Problem description: Copy each line from the entries that the word "UITestSample" appears in.

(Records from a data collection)
■ ■ ■

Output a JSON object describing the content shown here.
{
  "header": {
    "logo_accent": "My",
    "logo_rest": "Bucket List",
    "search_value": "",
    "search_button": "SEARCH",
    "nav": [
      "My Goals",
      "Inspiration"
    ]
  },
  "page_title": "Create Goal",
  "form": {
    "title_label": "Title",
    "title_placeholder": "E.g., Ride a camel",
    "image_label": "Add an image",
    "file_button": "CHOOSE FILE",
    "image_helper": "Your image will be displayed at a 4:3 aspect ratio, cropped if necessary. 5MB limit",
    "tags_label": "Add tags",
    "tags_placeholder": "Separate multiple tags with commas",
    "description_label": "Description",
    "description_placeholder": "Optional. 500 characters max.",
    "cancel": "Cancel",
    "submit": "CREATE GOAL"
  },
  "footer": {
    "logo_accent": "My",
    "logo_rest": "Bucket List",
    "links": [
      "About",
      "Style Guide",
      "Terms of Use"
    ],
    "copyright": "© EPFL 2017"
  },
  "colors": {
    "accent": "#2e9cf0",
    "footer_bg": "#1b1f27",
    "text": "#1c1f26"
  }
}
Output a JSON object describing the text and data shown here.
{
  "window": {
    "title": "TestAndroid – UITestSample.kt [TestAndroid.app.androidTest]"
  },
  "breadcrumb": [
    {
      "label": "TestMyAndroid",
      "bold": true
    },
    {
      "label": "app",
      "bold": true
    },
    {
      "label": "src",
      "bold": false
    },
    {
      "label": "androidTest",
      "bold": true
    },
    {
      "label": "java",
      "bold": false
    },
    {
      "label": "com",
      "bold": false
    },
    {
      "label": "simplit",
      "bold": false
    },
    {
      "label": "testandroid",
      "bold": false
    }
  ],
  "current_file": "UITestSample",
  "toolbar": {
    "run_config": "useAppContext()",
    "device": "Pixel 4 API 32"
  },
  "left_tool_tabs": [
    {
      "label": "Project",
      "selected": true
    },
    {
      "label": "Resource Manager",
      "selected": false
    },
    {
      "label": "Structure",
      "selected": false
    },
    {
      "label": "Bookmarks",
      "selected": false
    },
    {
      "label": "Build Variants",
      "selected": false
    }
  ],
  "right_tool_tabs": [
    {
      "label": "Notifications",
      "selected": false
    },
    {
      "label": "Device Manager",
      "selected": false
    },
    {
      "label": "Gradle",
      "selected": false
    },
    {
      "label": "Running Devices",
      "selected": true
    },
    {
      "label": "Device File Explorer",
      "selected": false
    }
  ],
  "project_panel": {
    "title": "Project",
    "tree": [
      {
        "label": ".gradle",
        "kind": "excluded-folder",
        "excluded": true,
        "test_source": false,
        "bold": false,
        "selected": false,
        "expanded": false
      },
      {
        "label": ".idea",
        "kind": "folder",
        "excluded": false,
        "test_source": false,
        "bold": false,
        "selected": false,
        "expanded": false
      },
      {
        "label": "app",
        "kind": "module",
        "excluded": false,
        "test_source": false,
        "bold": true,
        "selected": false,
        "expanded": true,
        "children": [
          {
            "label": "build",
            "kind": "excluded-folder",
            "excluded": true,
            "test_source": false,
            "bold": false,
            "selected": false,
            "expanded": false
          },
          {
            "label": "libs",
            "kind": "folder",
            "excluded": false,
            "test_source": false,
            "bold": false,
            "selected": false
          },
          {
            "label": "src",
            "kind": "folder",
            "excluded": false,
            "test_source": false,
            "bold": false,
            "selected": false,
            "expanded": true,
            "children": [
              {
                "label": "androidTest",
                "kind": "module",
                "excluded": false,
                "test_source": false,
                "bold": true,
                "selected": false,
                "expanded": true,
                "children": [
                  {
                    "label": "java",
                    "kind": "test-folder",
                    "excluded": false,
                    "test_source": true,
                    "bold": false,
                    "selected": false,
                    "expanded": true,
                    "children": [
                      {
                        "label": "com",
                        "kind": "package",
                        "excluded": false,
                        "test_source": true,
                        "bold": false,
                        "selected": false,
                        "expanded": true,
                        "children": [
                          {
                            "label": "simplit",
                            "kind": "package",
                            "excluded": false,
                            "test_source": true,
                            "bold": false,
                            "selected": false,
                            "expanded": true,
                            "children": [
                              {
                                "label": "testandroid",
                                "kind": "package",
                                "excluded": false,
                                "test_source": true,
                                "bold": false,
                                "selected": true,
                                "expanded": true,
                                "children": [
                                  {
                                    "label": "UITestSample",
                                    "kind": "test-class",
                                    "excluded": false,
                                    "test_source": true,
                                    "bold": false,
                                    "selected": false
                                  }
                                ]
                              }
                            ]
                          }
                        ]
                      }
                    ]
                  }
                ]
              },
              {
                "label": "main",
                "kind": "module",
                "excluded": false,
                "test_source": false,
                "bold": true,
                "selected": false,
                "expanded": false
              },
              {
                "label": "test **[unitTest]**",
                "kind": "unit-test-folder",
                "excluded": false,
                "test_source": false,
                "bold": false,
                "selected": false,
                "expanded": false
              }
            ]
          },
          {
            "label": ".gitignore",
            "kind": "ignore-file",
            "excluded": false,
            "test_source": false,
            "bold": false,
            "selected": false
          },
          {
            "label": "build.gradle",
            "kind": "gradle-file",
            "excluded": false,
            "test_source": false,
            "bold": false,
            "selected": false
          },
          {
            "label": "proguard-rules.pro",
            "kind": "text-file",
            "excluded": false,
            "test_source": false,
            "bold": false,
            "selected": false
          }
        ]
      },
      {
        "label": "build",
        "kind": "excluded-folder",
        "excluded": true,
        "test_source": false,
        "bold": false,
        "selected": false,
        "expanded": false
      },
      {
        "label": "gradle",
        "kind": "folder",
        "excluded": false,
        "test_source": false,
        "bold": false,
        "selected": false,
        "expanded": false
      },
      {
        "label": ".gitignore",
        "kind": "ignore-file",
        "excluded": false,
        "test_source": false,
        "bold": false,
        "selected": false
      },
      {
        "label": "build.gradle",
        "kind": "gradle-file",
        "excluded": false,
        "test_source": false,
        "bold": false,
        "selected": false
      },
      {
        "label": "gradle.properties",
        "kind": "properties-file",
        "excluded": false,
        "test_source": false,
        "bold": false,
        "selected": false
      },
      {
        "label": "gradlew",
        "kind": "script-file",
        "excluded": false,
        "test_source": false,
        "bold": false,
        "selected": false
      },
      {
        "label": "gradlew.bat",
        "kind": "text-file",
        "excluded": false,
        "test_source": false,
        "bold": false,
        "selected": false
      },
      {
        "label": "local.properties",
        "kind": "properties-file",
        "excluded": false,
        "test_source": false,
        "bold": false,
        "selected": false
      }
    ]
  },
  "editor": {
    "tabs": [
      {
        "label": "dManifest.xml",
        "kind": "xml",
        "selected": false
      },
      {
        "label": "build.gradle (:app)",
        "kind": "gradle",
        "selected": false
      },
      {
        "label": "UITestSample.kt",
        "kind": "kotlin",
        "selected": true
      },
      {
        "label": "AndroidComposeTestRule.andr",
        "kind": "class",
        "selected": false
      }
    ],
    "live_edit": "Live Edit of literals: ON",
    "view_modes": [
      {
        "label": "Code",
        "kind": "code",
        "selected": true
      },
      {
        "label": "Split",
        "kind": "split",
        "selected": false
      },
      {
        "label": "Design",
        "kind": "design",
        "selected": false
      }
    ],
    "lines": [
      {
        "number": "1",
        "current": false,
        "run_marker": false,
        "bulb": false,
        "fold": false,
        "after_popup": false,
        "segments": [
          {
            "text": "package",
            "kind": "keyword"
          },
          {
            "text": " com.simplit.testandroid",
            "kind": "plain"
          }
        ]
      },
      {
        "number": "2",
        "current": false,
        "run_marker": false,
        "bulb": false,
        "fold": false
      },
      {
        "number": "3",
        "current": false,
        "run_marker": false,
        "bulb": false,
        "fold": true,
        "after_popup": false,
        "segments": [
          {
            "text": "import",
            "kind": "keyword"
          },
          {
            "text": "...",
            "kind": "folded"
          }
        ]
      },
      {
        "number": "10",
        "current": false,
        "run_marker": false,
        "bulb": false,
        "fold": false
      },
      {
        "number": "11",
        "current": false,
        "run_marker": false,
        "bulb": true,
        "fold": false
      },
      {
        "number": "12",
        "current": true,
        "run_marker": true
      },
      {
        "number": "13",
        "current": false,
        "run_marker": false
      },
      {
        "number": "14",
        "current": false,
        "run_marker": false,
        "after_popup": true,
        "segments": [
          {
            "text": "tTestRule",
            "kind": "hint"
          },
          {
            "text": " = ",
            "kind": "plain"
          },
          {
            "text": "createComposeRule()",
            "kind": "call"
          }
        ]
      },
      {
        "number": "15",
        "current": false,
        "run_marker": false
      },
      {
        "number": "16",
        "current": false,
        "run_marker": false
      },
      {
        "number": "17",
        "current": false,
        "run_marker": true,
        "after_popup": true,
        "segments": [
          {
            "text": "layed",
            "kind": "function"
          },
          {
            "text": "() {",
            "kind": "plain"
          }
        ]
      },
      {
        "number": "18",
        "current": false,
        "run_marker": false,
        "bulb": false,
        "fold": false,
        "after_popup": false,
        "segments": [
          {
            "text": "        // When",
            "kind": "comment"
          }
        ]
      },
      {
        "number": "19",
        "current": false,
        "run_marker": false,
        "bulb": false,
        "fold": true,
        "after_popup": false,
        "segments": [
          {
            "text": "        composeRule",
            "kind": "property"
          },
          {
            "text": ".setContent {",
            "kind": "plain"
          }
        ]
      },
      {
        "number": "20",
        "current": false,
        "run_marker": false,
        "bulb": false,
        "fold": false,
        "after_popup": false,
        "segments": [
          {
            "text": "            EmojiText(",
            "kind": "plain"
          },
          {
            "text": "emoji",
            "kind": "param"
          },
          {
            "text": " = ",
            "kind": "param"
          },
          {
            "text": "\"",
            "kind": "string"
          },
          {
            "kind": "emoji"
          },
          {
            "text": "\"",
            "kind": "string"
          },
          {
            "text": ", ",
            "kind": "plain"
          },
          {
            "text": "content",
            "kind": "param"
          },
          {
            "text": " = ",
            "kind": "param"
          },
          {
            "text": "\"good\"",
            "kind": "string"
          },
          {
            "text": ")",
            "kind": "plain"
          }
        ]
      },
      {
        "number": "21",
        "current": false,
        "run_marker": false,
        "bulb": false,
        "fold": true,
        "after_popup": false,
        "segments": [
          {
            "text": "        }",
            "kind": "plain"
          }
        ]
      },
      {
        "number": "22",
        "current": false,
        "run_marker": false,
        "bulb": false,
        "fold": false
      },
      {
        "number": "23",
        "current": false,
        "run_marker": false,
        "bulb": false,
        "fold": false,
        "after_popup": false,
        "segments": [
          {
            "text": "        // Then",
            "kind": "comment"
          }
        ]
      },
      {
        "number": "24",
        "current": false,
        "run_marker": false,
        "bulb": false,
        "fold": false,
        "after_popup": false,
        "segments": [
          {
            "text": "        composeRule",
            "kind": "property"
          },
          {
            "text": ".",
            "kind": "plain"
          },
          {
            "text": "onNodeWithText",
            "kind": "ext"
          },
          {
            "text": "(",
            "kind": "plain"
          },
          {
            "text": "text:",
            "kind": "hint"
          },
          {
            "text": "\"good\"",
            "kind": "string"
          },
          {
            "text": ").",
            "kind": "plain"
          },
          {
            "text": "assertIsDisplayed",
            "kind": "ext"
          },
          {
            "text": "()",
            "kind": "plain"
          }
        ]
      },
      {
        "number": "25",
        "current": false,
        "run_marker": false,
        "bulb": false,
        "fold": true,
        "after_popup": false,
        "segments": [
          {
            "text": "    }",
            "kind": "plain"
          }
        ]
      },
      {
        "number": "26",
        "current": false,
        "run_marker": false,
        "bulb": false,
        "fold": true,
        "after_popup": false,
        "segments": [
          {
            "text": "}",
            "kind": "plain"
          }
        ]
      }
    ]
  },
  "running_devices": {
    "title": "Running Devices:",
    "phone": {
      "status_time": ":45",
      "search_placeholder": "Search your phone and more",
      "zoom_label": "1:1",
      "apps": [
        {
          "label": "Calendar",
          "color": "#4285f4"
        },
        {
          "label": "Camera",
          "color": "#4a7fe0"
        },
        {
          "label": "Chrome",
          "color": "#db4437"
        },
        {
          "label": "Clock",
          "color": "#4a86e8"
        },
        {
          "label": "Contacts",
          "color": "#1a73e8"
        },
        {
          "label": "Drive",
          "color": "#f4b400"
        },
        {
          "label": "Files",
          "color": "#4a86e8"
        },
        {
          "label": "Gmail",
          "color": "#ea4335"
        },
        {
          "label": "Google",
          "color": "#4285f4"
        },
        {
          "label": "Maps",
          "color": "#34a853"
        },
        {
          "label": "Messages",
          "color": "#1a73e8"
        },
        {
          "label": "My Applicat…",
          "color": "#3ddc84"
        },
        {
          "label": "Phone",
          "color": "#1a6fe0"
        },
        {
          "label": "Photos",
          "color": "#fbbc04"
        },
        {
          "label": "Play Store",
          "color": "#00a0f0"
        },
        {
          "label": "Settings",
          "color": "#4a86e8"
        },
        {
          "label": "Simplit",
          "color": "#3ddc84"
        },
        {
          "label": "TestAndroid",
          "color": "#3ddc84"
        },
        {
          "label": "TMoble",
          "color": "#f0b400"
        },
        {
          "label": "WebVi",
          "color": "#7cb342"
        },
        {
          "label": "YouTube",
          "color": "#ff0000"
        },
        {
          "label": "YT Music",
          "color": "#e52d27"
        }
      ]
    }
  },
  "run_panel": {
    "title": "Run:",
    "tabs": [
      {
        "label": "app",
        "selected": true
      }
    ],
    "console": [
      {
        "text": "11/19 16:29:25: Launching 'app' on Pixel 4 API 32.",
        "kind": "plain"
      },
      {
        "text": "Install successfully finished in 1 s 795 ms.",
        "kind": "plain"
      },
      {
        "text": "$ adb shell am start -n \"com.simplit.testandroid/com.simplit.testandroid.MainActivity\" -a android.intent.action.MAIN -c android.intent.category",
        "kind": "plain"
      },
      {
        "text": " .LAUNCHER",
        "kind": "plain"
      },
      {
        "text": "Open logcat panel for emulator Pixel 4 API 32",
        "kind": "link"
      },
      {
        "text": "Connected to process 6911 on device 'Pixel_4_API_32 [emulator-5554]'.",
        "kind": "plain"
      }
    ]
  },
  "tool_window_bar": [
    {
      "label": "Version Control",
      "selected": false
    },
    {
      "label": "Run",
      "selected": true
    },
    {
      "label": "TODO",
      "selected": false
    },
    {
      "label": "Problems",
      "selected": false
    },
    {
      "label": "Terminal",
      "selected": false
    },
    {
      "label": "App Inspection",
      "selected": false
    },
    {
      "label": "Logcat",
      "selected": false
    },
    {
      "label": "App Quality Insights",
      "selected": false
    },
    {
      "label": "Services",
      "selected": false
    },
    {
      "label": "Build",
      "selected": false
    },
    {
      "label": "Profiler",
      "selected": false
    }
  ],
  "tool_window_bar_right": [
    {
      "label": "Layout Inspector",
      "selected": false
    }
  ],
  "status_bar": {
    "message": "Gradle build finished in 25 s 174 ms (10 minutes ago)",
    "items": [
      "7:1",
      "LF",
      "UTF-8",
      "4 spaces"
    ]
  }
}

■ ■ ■

Finished exercise:
    "title": "TestAndroid – UITestSample.kt [TestAndroid.app.androidTest]"
  "current_file": "UITestSample",
                                    "label": "UITestSample",
        "label": "UITestSample.kt",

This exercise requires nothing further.